(Dataset records)

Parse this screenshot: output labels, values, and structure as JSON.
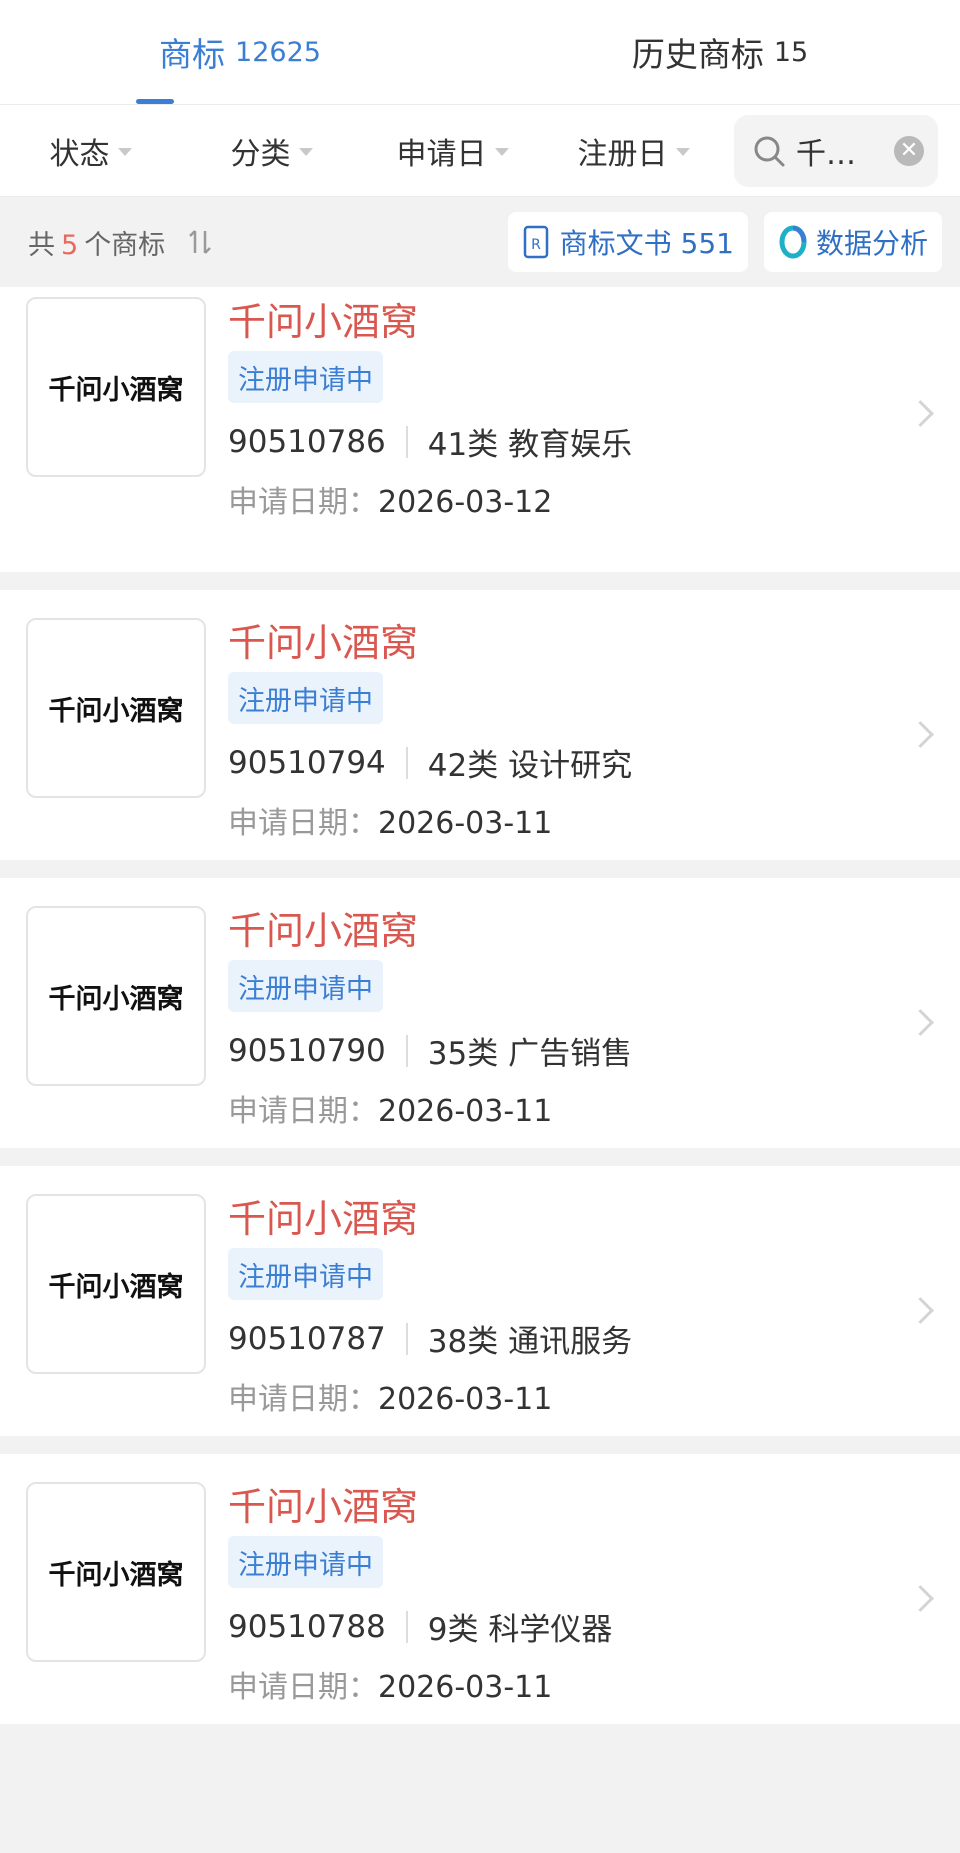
{
  "tabs": [
    {
      "label": "商标",
      "count": "12625",
      "active": true
    },
    {
      "label": "历史商标",
      "count": "15",
      "active": false
    }
  ],
  "filters": [
    "状态",
    "分类",
    "申请日",
    "注册日"
  ],
  "search": {
    "value": "千…"
  },
  "summary": {
    "prefix": "共",
    "count": "5",
    "suffix": "个商标",
    "docs_button": "商标文书 551",
    "analysis_button": "数据分析"
  },
  "trademarks": [
    {
      "thumb_text": "千问小酒窝",
      "name": "千问小酒窝",
      "status": "注册申请中",
      "number": "90510786",
      "class": "41类 教育娱乐",
      "date_label": "申请日期：",
      "date": "2026-03-12"
    },
    {
      "thumb_text": "千问小酒窝",
      "name": "千问小酒窝",
      "status": "注册申请中",
      "number": "90510794",
      "class": "42类 设计研究",
      "date_label": "申请日期：",
      "date": "2026-03-11"
    },
    {
      "thumb_text": "千问小酒窝",
      "name": "千问小酒窝",
      "status": "注册申请中",
      "number": "90510790",
      "class": "35类 广告销售",
      "date_label": "申请日期：",
      "date": "2026-03-11"
    },
    {
      "thumb_text": "千问小酒窝",
      "name": "千问小酒窝",
      "status": "注册申请中",
      "number": "90510787",
      "class": "38类 通讯服务",
      "date_label": "申请日期：",
      "date": "2026-03-11"
    },
    {
      "thumb_text": "千问小酒窝",
      "name": "千问小酒窝",
      "status": "注册申请中",
      "number": "90510788",
      "class": "9类 科学仪器",
      "date_label": "申请日期：",
      "date": "2026-03-11"
    }
  ],
  "colors": {
    "accent": "#3b7fd4",
    "name": "#d8574f",
    "count": "#e56a5f"
  }
}
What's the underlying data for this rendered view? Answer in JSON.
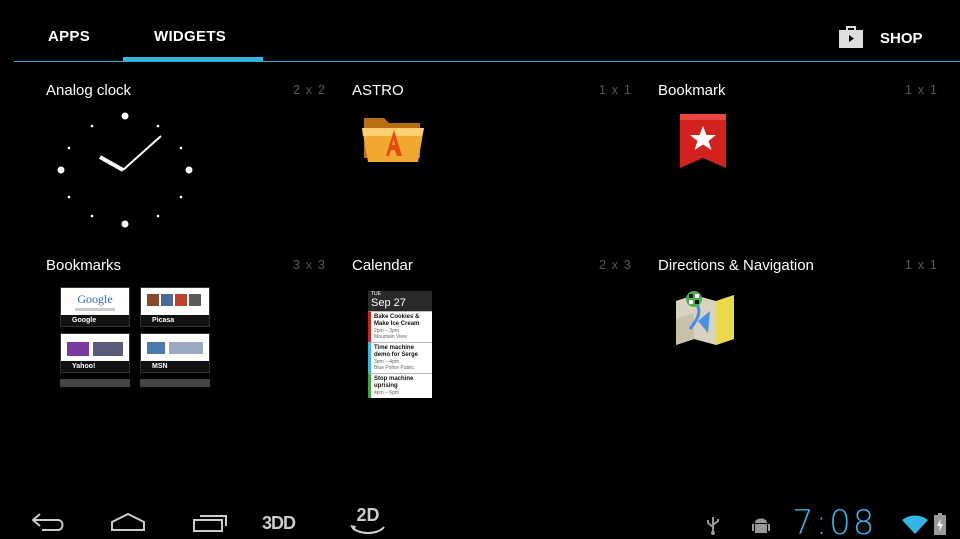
{
  "tabs": {
    "apps_label": "APPS",
    "widgets_label": "WIDGETS",
    "active": "WIDGETS",
    "shop_label": "SHOP",
    "shop_icon": "shopping-bag-icon",
    "accent_color": "#33b5e5"
  },
  "widgets": [
    {
      "name": "Analog clock",
      "size": "2 x 2"
    },
    {
      "name": "ASTRO",
      "size": "1 x 1"
    },
    {
      "name": "Bookmark",
      "size": "1 x 1"
    },
    {
      "name": "Bookmarks",
      "size": "3 x 3"
    },
    {
      "name": "Calendar",
      "size": "2 x 3"
    },
    {
      "name": "Directions & Navigation",
      "size": "1 x 1"
    }
  ],
  "bookmarks_preview": {
    "sites": [
      "Google",
      "Picasa",
      "Yahoo!",
      "MSN"
    ],
    "google_logo": "Google"
  },
  "calendar_preview": {
    "day_of_week": "TUE",
    "date": "Sep 27",
    "events": [
      {
        "title": "Bake Cookies & Make Ice Cream",
        "time": "2pm – 3pm",
        "place": "Mountain View"
      },
      {
        "title": "Time machine demo for Serge",
        "time": "3pm – 4pm",
        "place": "Blue Police Public"
      },
      {
        "title": "Stop machine uprising",
        "time": "4pm – 6pm",
        "place": ""
      }
    ]
  },
  "navbar": {
    "buttons": [
      "back-icon",
      "home-icon",
      "recent-apps-icon",
      "3dd-icon",
      "2d-icon"
    ],
    "label_3d": "3DD",
    "label_2d": "2D",
    "status_icons": [
      "usb-icon",
      "android-debug-icon",
      "wifi-icon",
      "battery-icon"
    ],
    "time": "7:08"
  }
}
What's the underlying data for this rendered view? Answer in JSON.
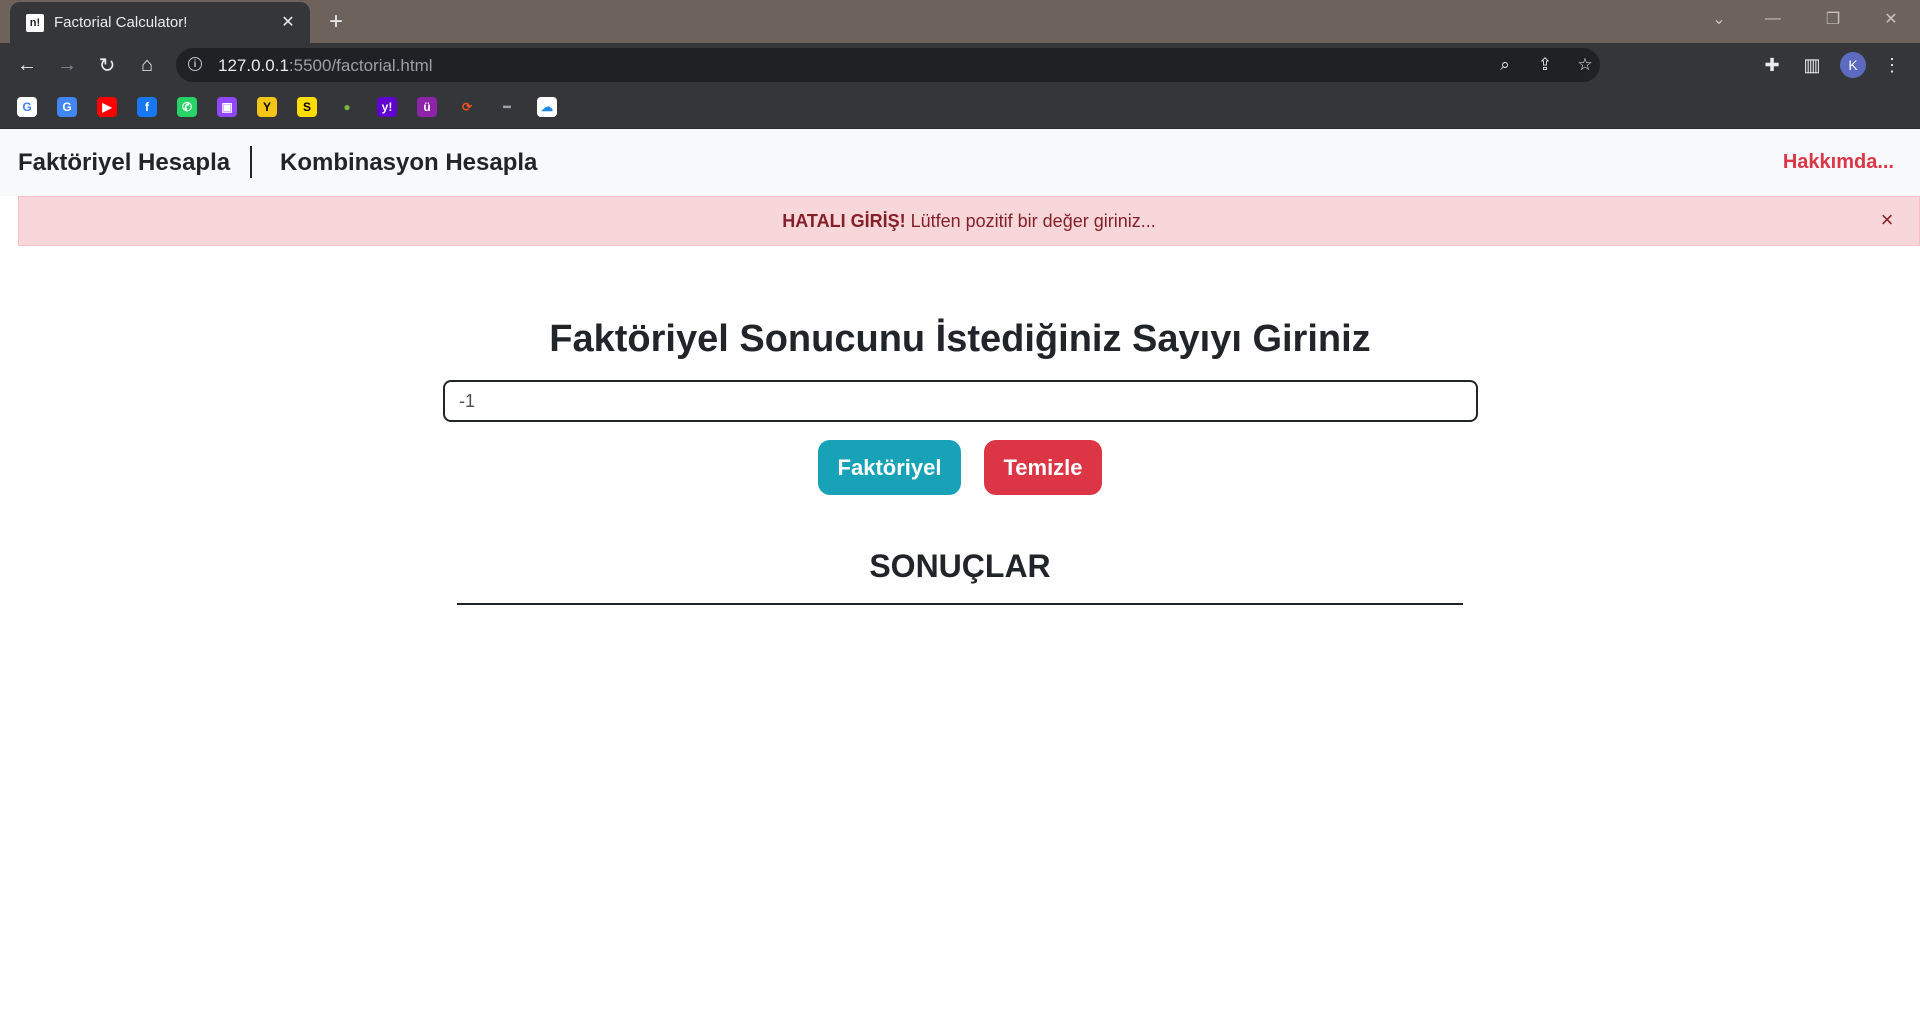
{
  "browser": {
    "tab_title": "Factorial Calculator!",
    "tab_favicon_text": "n!",
    "url_host": "127.0.0.1",
    "url_rest": ":5500/factorial.html",
    "avatar_letter": "K",
    "bookmarks": [
      {
        "name": "google-bookmark-icon",
        "glyph": "G",
        "color": "#ffffff",
        "text_color": "#4285f4"
      },
      {
        "name": "google-translate-bookmark-icon",
        "glyph": "G",
        "color": "#4285f4",
        "text_color": "#ffffff"
      },
      {
        "name": "youtube-bookmark-icon",
        "glyph": "▶",
        "color": "#ff0000",
        "text_color": "#ffffff"
      },
      {
        "name": "facebook-bookmark-icon",
        "glyph": "f",
        "color": "#1877f2",
        "text_color": "#ffffff"
      },
      {
        "name": "whatsapp-bookmark-icon",
        "glyph": "✆",
        "color": "#25d366",
        "text_color": "#ffffff"
      },
      {
        "name": "twitch-bookmark-icon",
        "glyph": "▣",
        "color": "#9146ff",
        "text_color": "#ffffff"
      },
      {
        "name": "yellow-bookmark-icon",
        "glyph": "Y",
        "color": "#f5c518",
        "text_color": "#000000"
      },
      {
        "name": "s-bookmark-icon",
        "glyph": "S",
        "color": "#ffdd00",
        "text_color": "#000000"
      },
      {
        "name": "drop-bookmark-icon",
        "glyph": "●",
        "color": "#35363a",
        "text_color": "#7cb342"
      },
      {
        "name": "yahoo-bookmark-icon",
        "glyph": "y!",
        "color": "#6001d2",
        "text_color": "#ffffff"
      },
      {
        "name": "u-bookmark-icon",
        "glyph": "ü",
        "color": "#8e24aa",
        "text_color": "#ffffff"
      },
      {
        "name": "orange-bookmark-icon",
        "glyph": "⟳",
        "color": "#35363a",
        "text_color": "#f4511e"
      },
      {
        "name": "dash-bookmark-icon",
        "glyph": "━",
        "color": "#35363a",
        "text_color": "#9aa0a6"
      },
      {
        "name": "cloud-bookmark-icon",
        "glyph": "☁",
        "color": "#ffffff",
        "text_color": "#1e88e5"
      }
    ]
  },
  "navbar": {
    "link_factorial": "Faktöriyel Hesapla",
    "link_combination": "Kombinasyon Hesapla",
    "about": "Hakkımda..."
  },
  "alert": {
    "strong": "HATALI GİRİŞ!",
    "message": " Lütfen pozitif bir değer giriniz..."
  },
  "main": {
    "heading": "Faktöriyel Sonucunu İstediğiniz Sayıyı Giriniz",
    "input_value": "-1",
    "calc_button": "Faktöriyel",
    "clear_button": "Temizle",
    "results_title": "SONUÇLAR"
  }
}
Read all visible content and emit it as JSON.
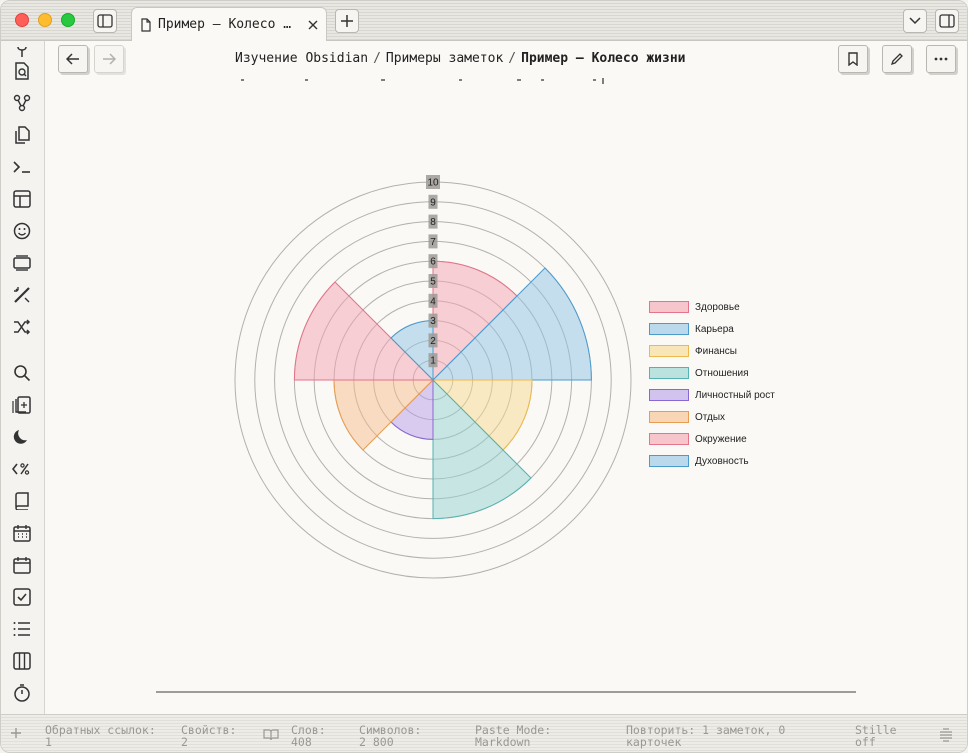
{
  "tab": {
    "title": "Пример — Колесо …"
  },
  "breadcrumb": {
    "parts": [
      "Изучение Obsidian",
      "Примеры заметок"
    ],
    "current": "Пример — Колесо жизни",
    "separator": "/"
  },
  "chart_data": {
    "type": "polarArea",
    "title": "",
    "r_range": [
      0,
      10
    ],
    "r_ticks": [
      1,
      2,
      3,
      4,
      5,
      6,
      7,
      8,
      9,
      10
    ],
    "categories": [
      "Здоровье",
      "Карьера",
      "Финансы",
      "Отношения",
      "Личностный рост",
      "Отдых",
      "Окружение",
      "Духовность"
    ],
    "values": [
      6,
      8,
      5,
      7,
      3,
      5,
      7,
      3
    ],
    "colors": [
      "#f4a3b1",
      "#8fc3e3",
      "#f8d98f",
      "#93d2d0",
      "#b59ee8",
      "#f5bd8a",
      "#f4a3b1",
      "#8fc3e3"
    ],
    "strokes": [
      "#e57389",
      "#4b9ccd",
      "#eeb94b",
      "#53b3b0",
      "#8a67d3",
      "#e99d52",
      "#e57389",
      "#4b9ccd"
    ],
    "legend_position": "right",
    "grid": true
  },
  "status": {
    "backlinks_label": "Обратных ссылок:",
    "backlinks_value": "1",
    "props_label": "Свойств:",
    "props_value": "2",
    "words_label": "Слов:",
    "words_value": "408",
    "chars_label": "Символов:",
    "chars_value": "2 800",
    "paste_label": "Paste Mode:",
    "paste_value": "Markdown",
    "review_line1": "Повторить: 1 заметок, 0",
    "review_line2": "карточек",
    "stille_line1": "Stille",
    "stille_line2": "off"
  },
  "icons": {
    "ribbon": [
      "map-pin-icon",
      "file-search-icon",
      "graph-icon",
      "files-icon",
      "terminal-icon",
      "layout-icon",
      "smiley-icon",
      "slides-icon",
      "magic-wand-icon",
      "shuffle-icon",
      "search-icon",
      "flashcards-icon",
      "moon-icon",
      "regex-icon",
      "book-icon",
      "calendar-grid-icon",
      "calendar-icon",
      "checkbox-icon",
      "list-icon",
      "columns-icon",
      "timer-icon"
    ]
  }
}
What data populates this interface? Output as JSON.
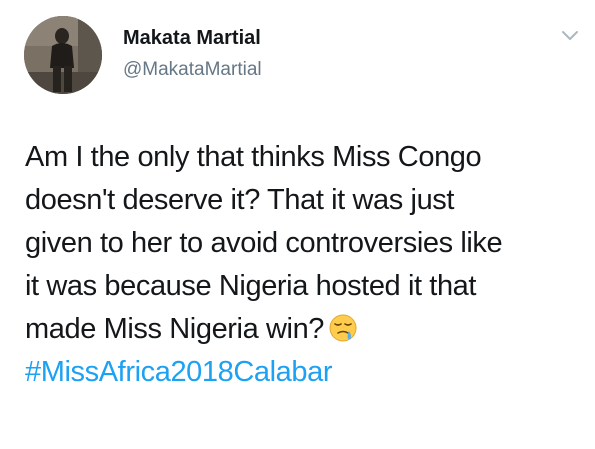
{
  "author": {
    "display_name": "Makata Martial",
    "handle": "@MakataMartial"
  },
  "icons": {
    "menu": "chevron-down-icon",
    "emoji": "sleepy-face-emoji-icon"
  },
  "tweet": {
    "lines": [
      "Am I the only that thinks Miss Congo",
      "doesn't deserve it?  That it was just",
      "given to her to avoid controversies like",
      "it was because Nigeria hosted it that",
      "made Miss Nigeria win?"
    ],
    "hashtag": "#MissAfrica2018Calabar"
  },
  "colors": {
    "text": "#14171a",
    "secondary": "#657786",
    "link": "#1da1f2"
  }
}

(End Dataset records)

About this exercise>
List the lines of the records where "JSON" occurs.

Written response>
Parse this screenshot: output labels, values, and structure as JSON.
What's the underlying data for this rendered view? Answer in JSON.
What's the underlying data for this rendered view? Answer in JSON.
Read all visible content and emit it as JSON.
What data populates this interface? Output as JSON.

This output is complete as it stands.